Although these volcanoes make this unfriendly landscape, life still manages to take a hold. And over time, the lava flows break down into soils and special types of plant like cactuses begin to grow on them. Cactus can survive heat and dryness. Eventually, the old lavas get covered with trees and shrubs and animals like the reptiles you’ve seen can live there.
When the lava flows are new, they are very nasty to walk on because they’re often broken up into blocks and are called ‘block lava’ (or ‘aa’ in Hawaii where there are similar, even bigger, volcanoes). Other lava types look like coils of rope and so are called ‘ropy lava’ (‘pahoehoe’ in Hawaiian).
Here’s my final slideshow
TikiI hope you’ve enjoyed your visit with me to these special islands. I’m sorry to have to say that many of the islands’ animals and plants are in danger (have you seen my Guide about Life in Danger?). You can find out why here.
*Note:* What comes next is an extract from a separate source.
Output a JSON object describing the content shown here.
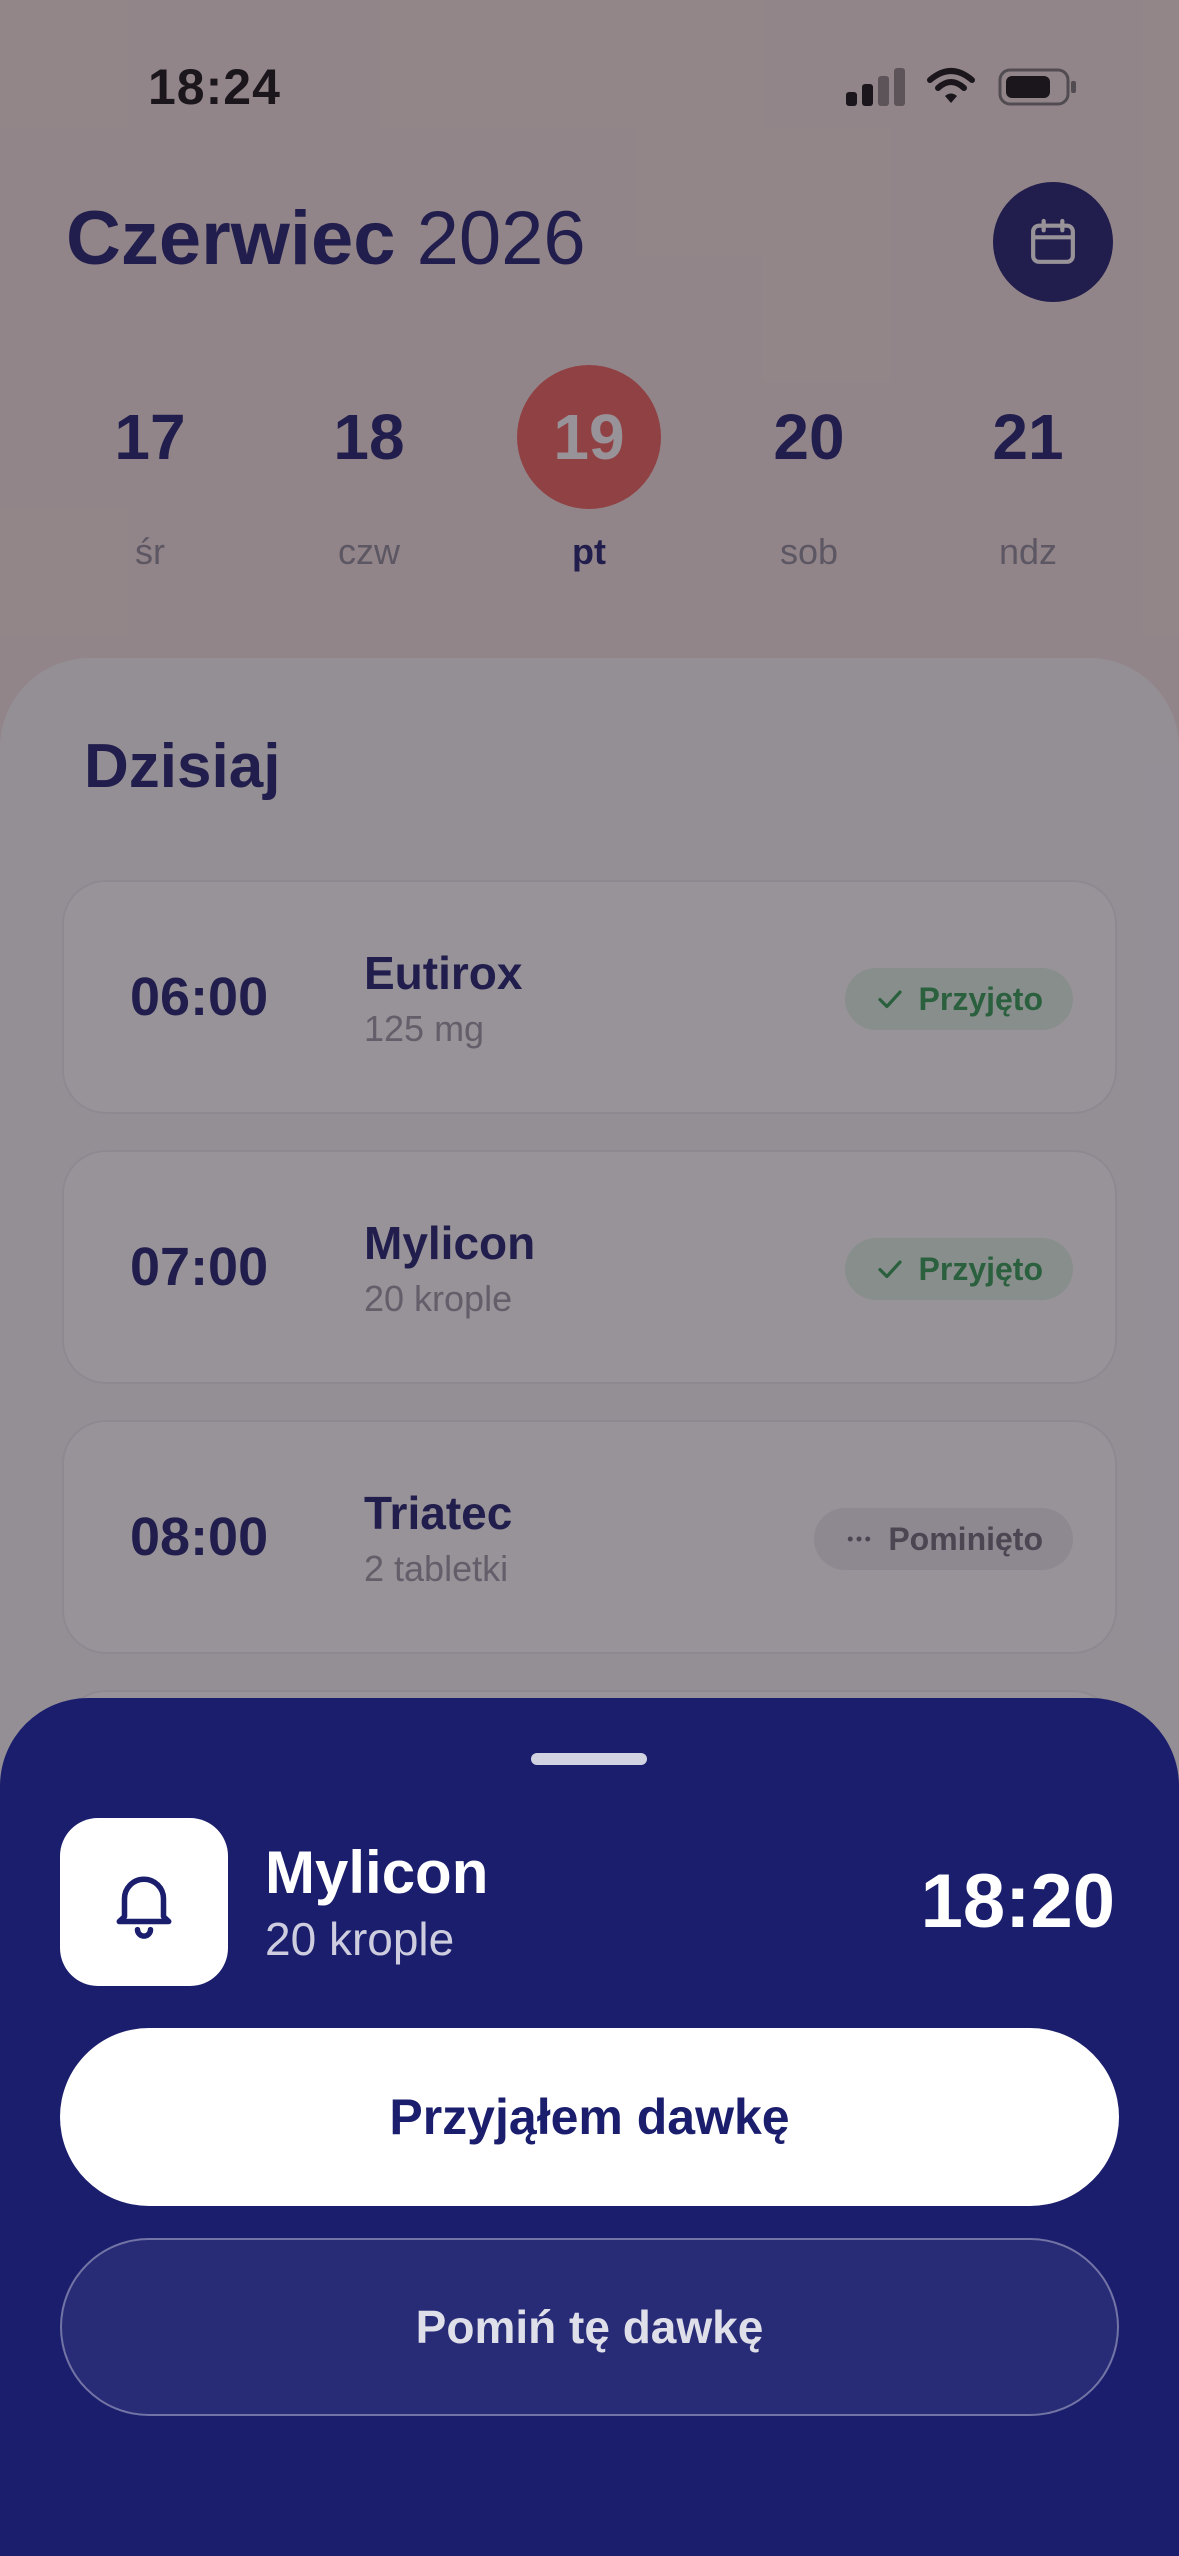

One of the greatest threats is, sadly, the hundreds of thousands of tourists who visit the islands. Yes, I’m sad about this because it’s a wonderful place to visit and the visitors mostly end up with a much greater interest in caring for our planet, its life and wonderful places which is great! Yet by visiting, they unintentionally cause more damage to the islands and their endangered wildlife.
That’s why I’ve made these pages, you see. You don’t have to go there to be able to see something of the islands and their wildlife.
But you can do better than my stuff (I have to admit!): try this YouTube video as a ‘taster’ from the brilliant BBC documentary about the islands. Watch this and you’ll see more than you could ever see if you visited the islands as a tourist. And you make no pollution from flying there either.